Stored entries:
== Segment start ==

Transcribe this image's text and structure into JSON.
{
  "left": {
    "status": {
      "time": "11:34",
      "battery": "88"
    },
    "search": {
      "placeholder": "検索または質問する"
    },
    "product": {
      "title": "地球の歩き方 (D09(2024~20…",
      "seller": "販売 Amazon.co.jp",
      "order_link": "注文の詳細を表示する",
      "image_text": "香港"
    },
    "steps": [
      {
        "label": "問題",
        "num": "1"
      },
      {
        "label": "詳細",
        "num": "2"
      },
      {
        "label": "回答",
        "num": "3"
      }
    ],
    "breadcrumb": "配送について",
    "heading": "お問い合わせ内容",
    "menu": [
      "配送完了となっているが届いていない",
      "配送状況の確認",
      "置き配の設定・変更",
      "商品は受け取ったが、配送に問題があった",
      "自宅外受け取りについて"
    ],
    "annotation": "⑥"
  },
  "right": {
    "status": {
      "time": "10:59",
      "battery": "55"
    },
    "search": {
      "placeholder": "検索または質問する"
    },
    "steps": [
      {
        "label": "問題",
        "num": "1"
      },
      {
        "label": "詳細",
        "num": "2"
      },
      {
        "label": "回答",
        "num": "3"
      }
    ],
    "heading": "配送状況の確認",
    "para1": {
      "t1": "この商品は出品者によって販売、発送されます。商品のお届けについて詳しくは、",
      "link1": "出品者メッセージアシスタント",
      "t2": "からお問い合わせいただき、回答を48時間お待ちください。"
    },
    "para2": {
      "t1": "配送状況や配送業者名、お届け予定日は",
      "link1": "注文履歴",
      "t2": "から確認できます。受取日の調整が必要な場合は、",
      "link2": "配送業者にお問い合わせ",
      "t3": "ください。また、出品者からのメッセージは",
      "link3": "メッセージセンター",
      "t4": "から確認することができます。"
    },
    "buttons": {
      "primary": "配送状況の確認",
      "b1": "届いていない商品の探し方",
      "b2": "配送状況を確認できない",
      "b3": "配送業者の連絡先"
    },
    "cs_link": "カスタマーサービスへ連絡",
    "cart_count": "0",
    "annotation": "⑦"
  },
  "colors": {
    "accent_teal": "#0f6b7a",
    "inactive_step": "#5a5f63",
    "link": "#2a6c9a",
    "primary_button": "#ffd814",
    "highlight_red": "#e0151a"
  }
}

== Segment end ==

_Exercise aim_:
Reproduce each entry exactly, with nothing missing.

_Answer space_:
Transcribe this image's text and structure into JSON.
{
  "left": {
    "status": {
      "time": "11:34",
      "battery": "88"
    },
    "search": {
      "placeholder": "検索または質問する"
    },
    "product": {
      "title": "地球の歩き方 (D09(2024~20…",
      "seller": "販売 Amazon.co.jp",
      "order_link": "注文の詳細を表示する",
      "image_text": "香港"
    },
    "steps": [
      {
        "label": "問題",
        "num": "1"
      },
      {
        "label": "詳細",
        "num": "2"
      },
      {
        "label": "回答",
        "num": "3"
      }
    ],
    "breadcrumb": "配送について",
    "heading": "お問い合わせ内容",
    "menu": [
      "配送完了となっているが届いていない",
      "配送状況の確認",
      "置き配の設定・変更",
      "商品は受け取ったが、配送に問題があった",
      "自宅外受け取りについて"
    ],
    "annotation": "⑥"
  },
  "right": {
    "status": {
      "time": "10:59",
      "battery": "55"
    },
    "search": {
      "placeholder": "検索または質問する"
    },
    "steps": [
      {
        "label": "問題",
        "num": "1"
      },
      {
        "label": "詳細",
        "num": "2"
      },
      {
        "label": "回答",
        "num": "3"
      }
    ],
    "heading": "配送状況の確認",
    "para1": {
      "t1": "この商品は出品者によって販売、発送されます。商品のお届けについて詳しくは、",
      "link1": "出品者メッセージアシスタント",
      "t2": "からお問い合わせいただき、回答を48時間お待ちください。"
    },
    "para2": {
      "t1": "配送状況や配送業者名、お届け予定日は",
      "link1": "注文履歴",
      "t2": "から確認できます。受取日の調整が必要な場合は、",
      "link2": "配送業者にお問い合わせ",
      "t3": "ください。また、出品者からのメッセージは",
      "link3": "メッセージセンター",
      "t4": "から確認することができます。"
    },
    "buttons": {
      "primary": "配送状況の確認",
      "b1": "届いていない商品の探し方",
      "b2": "配送状況を確認できない",
      "b3": "配送業者の連絡先"
    },
    "cs_link": "カスタマーサービスへ連絡",
    "cart_count": "0",
    "annotation": "⑦"
  },
  "colors": {
    "accent_teal": "#0f6b7a",
    "inactive_step": "#5a5f63",
    "link": "#2a6c9a",
    "primary_button": "#ffd814",
    "highlight_red": "#e0151a"
  }
}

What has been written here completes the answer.